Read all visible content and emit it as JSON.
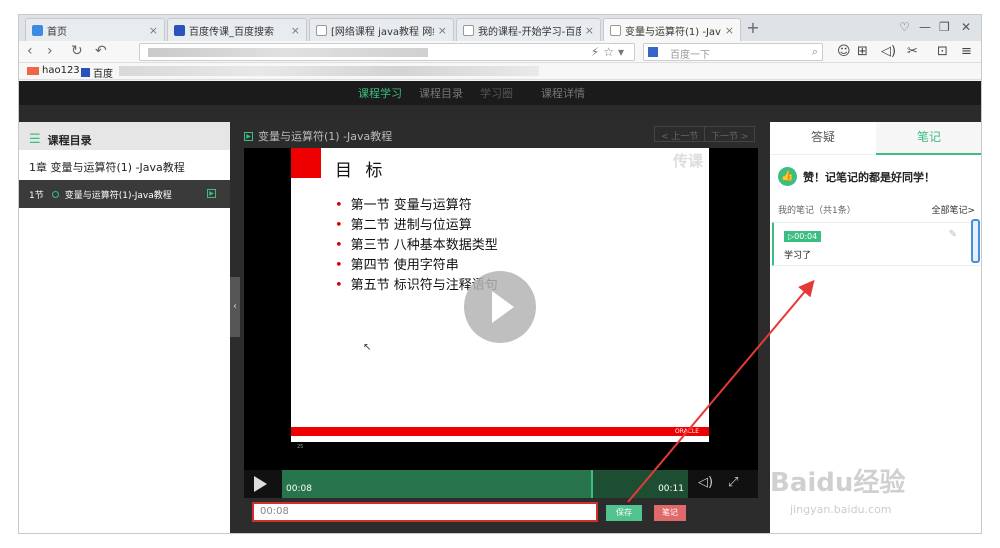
{
  "tabs": [
    {
      "label": "首页",
      "color": "#3c8be0"
    },
    {
      "label": "百度传课_百度搜索",
      "color": "#2a52be"
    },
    {
      "label": "[网络课程 java教程 网络..."
    },
    {
      "label": "我的课程-开始学习-百度..."
    },
    {
      "label": "变量与运算符(1) -Java教...",
      "active": true
    }
  ],
  "address": {
    "search_placeholder": "百度一下"
  },
  "bookmarks": [
    {
      "label": "hao123"
    },
    {
      "label": "百度"
    }
  ],
  "site_nav": [
    "课程学习",
    "课程目录",
    "学习圈",
    "课程详情"
  ],
  "sidebar": {
    "title": "课程目录",
    "chapter": "1章  变量与运算符(1) -Java教程",
    "lesson_num": "1节",
    "lesson_title": "变量与运算符(1)-Java教程"
  },
  "content": {
    "title": "变量与运算符(1) -Java教程",
    "prev": "< 上一节",
    "next": "下一节 >"
  },
  "slide": {
    "title": "目 标",
    "watermark": "传课",
    "bullets": [
      "第一节  变量与运算符",
      "第二节  进制与位运算",
      "第三节  八种基本数据类型",
      "第四节  使用字符串",
      "第五节  标识符与注释语句"
    ],
    "brand": "ORACLE",
    "footer": "25"
  },
  "player": {
    "current_time": "00:08",
    "total_time": "00:11",
    "progress": 0.76
  },
  "note_input": {
    "value": "00:08"
  },
  "buttons": {
    "save": "保存",
    "note": "笔记"
  },
  "right_panel": {
    "tabs": [
      "答疑",
      "笔记"
    ],
    "praise": "赞！记笔记的都是好同学！",
    "my_notes": "我的笔记（共1条）",
    "all_notes": "全部笔记>",
    "note": {
      "time": "▷00:04",
      "text": "学习了"
    }
  },
  "watermark": {
    "brand": "Baidu经验",
    "url": "jingyan.baidu.com"
  },
  "colors": {
    "accent": "#3cbd82",
    "highlight": "#cf2f2f"
  }
}
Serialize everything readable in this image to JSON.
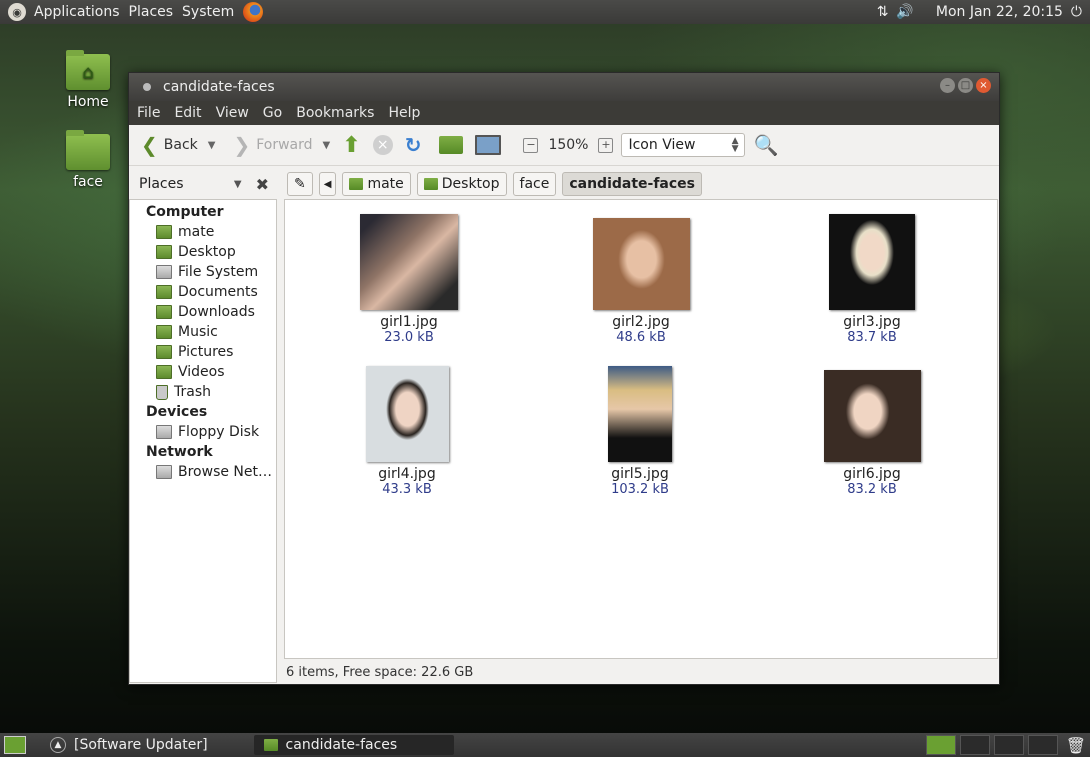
{
  "topbar": {
    "menus": [
      "Applications",
      "Places",
      "System"
    ],
    "clock": "Mon Jan 22, 20:15",
    "icons": [
      "network-icon",
      "volume-icon",
      "power-icon"
    ]
  },
  "desktop": {
    "icons": [
      {
        "label": "Home"
      },
      {
        "label": "face"
      }
    ]
  },
  "window": {
    "title": "candidate-faces",
    "menubar": [
      "File",
      "Edit",
      "View",
      "Go",
      "Bookmarks",
      "Help"
    ],
    "toolbar": {
      "back": "Back",
      "forward": "Forward",
      "zoom": "150%",
      "view_mode": "Icon View"
    },
    "sidebar_header": "Places",
    "path": [
      "mate",
      "Desktop",
      "face",
      "candidate-faces"
    ],
    "sidebar": {
      "computer": "Computer",
      "computer_items": [
        "mate",
        "Desktop",
        "File System",
        "Documents",
        "Downloads",
        "Music",
        "Pictures",
        "Videos",
        "Trash"
      ],
      "devices": "Devices",
      "devices_items": [
        "Floppy Disk"
      ],
      "network": "Network",
      "network_items": [
        "Browse Net…"
      ]
    },
    "files": [
      {
        "name": "girl1.jpg",
        "size": "23.0 kB"
      },
      {
        "name": "girl2.jpg",
        "size": "48.6 kB"
      },
      {
        "name": "girl3.jpg",
        "size": "83.7 kB"
      },
      {
        "name": "girl4.jpg",
        "size": "43.3 kB"
      },
      {
        "name": "girl5.jpg",
        "size": "103.2 kB"
      },
      {
        "name": "girl6.jpg",
        "size": "83.2 kB"
      }
    ],
    "status": "6 items, Free space: 22.6 GB"
  },
  "taskbar": {
    "tasks": [
      "[Software Updater]",
      "candidate-faces"
    ]
  }
}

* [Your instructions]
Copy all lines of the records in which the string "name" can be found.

* [Worked solution]
        "name": "girl1.jpg",
        "name": "girl2.jpg",
        "name": "girl3.jpg",
        "name": "girl4.jpg",
        "name": "girl5.jpg",
        "name": "girl6.jpg",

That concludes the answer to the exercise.